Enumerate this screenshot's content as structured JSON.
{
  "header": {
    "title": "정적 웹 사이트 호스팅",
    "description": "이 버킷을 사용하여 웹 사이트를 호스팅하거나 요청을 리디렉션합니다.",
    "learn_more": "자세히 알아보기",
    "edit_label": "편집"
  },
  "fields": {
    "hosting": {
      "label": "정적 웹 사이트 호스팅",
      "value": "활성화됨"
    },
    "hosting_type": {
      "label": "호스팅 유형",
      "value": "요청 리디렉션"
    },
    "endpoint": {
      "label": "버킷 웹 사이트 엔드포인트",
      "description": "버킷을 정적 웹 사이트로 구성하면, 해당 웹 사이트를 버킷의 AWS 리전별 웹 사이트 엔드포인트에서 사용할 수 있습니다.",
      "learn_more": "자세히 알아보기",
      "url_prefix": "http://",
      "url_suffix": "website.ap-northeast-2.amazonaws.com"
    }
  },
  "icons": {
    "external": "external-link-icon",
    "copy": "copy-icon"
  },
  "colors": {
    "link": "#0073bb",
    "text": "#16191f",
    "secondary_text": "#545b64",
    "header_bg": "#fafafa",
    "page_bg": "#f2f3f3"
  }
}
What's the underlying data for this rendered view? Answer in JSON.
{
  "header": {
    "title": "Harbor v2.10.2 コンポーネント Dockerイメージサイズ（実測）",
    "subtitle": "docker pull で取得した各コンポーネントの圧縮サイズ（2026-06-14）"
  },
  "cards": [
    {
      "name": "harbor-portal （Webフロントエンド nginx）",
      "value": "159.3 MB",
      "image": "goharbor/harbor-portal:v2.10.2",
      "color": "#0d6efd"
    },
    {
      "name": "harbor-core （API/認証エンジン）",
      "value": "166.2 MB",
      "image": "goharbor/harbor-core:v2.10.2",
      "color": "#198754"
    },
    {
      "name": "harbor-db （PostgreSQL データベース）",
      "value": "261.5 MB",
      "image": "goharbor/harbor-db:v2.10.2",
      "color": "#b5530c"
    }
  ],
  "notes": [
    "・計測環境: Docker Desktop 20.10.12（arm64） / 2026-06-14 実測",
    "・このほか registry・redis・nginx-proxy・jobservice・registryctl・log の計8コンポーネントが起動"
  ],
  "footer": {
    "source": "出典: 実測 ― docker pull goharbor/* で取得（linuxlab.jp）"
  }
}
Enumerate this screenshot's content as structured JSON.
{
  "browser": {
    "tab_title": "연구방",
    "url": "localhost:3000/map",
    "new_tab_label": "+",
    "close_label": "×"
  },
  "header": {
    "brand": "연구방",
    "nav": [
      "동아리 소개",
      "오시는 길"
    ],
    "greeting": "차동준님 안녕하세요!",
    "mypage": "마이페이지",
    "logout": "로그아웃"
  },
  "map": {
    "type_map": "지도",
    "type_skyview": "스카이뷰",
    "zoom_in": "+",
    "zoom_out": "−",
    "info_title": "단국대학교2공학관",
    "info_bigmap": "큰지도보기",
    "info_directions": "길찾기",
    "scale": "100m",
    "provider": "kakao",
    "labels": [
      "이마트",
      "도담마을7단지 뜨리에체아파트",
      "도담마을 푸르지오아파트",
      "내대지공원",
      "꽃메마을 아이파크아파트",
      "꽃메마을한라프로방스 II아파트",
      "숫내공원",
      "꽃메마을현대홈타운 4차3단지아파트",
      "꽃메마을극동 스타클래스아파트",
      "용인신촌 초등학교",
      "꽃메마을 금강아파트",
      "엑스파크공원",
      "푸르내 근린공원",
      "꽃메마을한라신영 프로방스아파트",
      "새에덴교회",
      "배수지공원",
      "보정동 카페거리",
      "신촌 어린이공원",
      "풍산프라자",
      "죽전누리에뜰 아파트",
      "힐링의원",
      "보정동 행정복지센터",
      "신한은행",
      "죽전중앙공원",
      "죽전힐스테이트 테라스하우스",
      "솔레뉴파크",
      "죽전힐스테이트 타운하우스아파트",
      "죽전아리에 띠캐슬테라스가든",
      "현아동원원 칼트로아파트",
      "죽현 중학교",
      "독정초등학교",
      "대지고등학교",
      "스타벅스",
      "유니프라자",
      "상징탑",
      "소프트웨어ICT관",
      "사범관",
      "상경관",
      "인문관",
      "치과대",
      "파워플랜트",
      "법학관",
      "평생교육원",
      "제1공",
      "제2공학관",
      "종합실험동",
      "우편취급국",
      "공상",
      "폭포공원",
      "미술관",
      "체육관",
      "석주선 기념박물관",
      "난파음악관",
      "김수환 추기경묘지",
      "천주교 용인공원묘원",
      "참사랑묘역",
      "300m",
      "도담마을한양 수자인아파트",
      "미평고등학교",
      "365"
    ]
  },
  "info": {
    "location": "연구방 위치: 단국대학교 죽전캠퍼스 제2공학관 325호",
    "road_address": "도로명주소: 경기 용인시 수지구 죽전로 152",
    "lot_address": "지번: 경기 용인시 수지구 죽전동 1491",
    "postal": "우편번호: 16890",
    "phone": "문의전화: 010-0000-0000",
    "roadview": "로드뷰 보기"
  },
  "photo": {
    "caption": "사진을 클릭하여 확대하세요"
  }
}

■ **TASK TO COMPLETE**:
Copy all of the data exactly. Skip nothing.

■ **REPLY TO THE EXERCISE**:
Enumerate this screenshot's content as structured JSON.
{
  "header": {
    "title": "정적 웹 사이트 호스팅",
    "description": "이 버킷을 사용하여 웹 사이트를 호스팅하거나 요청을 리디렉션합니다.",
    "learn_more": "자세히 알아보기",
    "edit_label": "편집"
  },
  "fields": {
    "hosting": {
      "label": "정적 웹 사이트 호스팅",
      "value": "활성화됨"
    },
    "hosting_type": {
      "label": "호스팅 유형",
      "value": "요청 리디렉션"
    },
    "endpoint": {
      "label": "버킷 웹 사이트 엔드포인트",
      "description": "버킷을 정적 웹 사이트로 구성하면, 해당 웹 사이트를 버킷의 AWS 리전별 웹 사이트 엔드포인트에서 사용할 수 있습니다.",
      "learn_more": "자세히 알아보기",
      "url_prefix": "http://",
      "url_suffix": "website.ap-northeast-2.amazonaws.com"
    }
  },
  "icons": {
    "external": "external-link-icon",
    "copy": "copy-icon"
  },
  "colors": {
    "link": "#0073bb",
    "text": "#16191f",
    "secondary_text": "#545b64",
    "header_bg": "#fafafa",
    "page_bg": "#f2f3f3"
  }
}
What's the underlying data for this rendered view? Answer in JSON.
{
  "header": {
    "title": "Harbor v2.10.2 コンポーネント Dockerイメージサイズ（実測）",
    "subtitle": "docker pull で取得した各コンポーネントの圧縮サイズ（2026-06-14）"
  },
  "cards": [
    {
      "name": "harbor-portal （Webフロントエンド nginx）",
      "value": "159.3 MB",
      "image": "goharbor/harbor-portal:v2.10.2",
      "color": "#0d6efd"
    },
    {
      "name": "harbor-core （API/認証エンジン）",
      "value": "166.2 MB",
      "image": "goharbor/harbor-core:v2.10.2",
      "color": "#198754"
    },
    {
      "name": "harbor-db （PostgreSQL データベース）",
      "value": "261.5 MB",
      "image": "goharbor/harbor-db:v2.10.2",
      "color": "#b5530c"
    }
  ],
  "notes": [
    "・計測環境: Docker Desktop 20.10.12（arm64） / 2026-06-14 実測",
    "・このほか registry・redis・nginx-proxy・jobservice・registryctl・log の計8コンポーネントが起動"
  ],
  "footer": {
    "source": "出典: 実測 ― docker pull goharbor/* で取得（linuxlab.jp）"
  }
}
Enumerate this screenshot's content as structured JSON.
{
  "browser": {
    "tab_title": "연구방",
    "url": "localhost:3000/map",
    "new_tab_label": "+",
    "close_label": "×"
  },
  "header": {
    "brand": "연구방",
    "nav": [
      "동아리 소개",
      "오시는 길"
    ],
    "greeting": "차동준님 안녕하세요!",
    "mypage": "마이페이지",
    "logout": "로그아웃"
  },
  "map": {
    "type_map": "지도",
    "type_skyview": "스카이뷰",
    "zoom_in": "+",
    "zoom_out": "−",
    "info_title": "단국대학교2공학관",
    "info_bigmap": "큰지도보기",
    "info_directions": "길찾기",
    "scale": "100m",
    "provider": "kakao",
    "labels": [
      "이마트",
      "도담마을7단지 뜨리에체아파트",
      "도담마을 푸르지오아파트",
      "내대지공원",
      "꽃메마을 아이파크아파트",
      "꽃메마을한라프로방스 II아파트",
      "숫내공원",
      "꽃메마을현대홈타운 4차3단지아파트",
      "꽃메마을극동 스타클래스아파트",
      "용인신촌 초등학교",
      "꽃메마을 금강아파트",
      "엑스파크공원",
      "푸르내 근린공원",
      "꽃메마을한라신영 프로방스아파트",
      "새에덴교회",
      "배수지공원",
      "보정동 카페거리",
      "신촌 어린이공원",
      "풍산프라자",
      "죽전누리에뜰 아파트",
      "힐링의원",
      "보정동 행정복지센터",
      "신한은행",
      "죽전중앙공원",
      "죽전힐스테이트 테라스하우스",
      "솔레뉴파크",
      "죽전힐스테이트 타운하우스아파트",
      "죽전아리에 띠캐슬테라스가든",
      "현아동원원 칼트로아파트",
      "죽현 중학교",
      "독정초등학교",
      "대지고등학교",
      "스타벅스",
      "유니프라자",
      "상징탑",
      "소프트웨어ICT관",
      "사범관",
      "상경관",
      "인문관",
      "치과대",
      "파워플랜트",
      "법학관",
      "평생교육원",
      "제1공",
      "제2공학관",
      "종합실험동",
      "우편취급국",
      "공상",
      "폭포공원",
      "미술관",
      "체육관",
      "석주선 기념박물관",
      "난파음악관",
      "김수환 추기경묘지",
      "천주교 용인공원묘원",
      "참사랑묘역",
      "300m",
      "도담마을한양 수자인아파트",
      "미평고등학교",
      "365"
    ]
  },
  "info": {
    "location": "연구방 위치: 단국대학교 죽전캠퍼스 제2공학관 325호",
    "road_address": "도로명주소: 경기 용인시 수지구 죽전로 152",
    "lot_address": "지번: 경기 용인시 수지구 죽전동 1491",
    "postal": "우편번호: 16890",
    "phone": "문의전화: 010-0000-0000",
    "roadview": "로드뷰 보기"
  },
  "photo": {
    "caption": "사진을 클릭하여 확대하세요"
  }
}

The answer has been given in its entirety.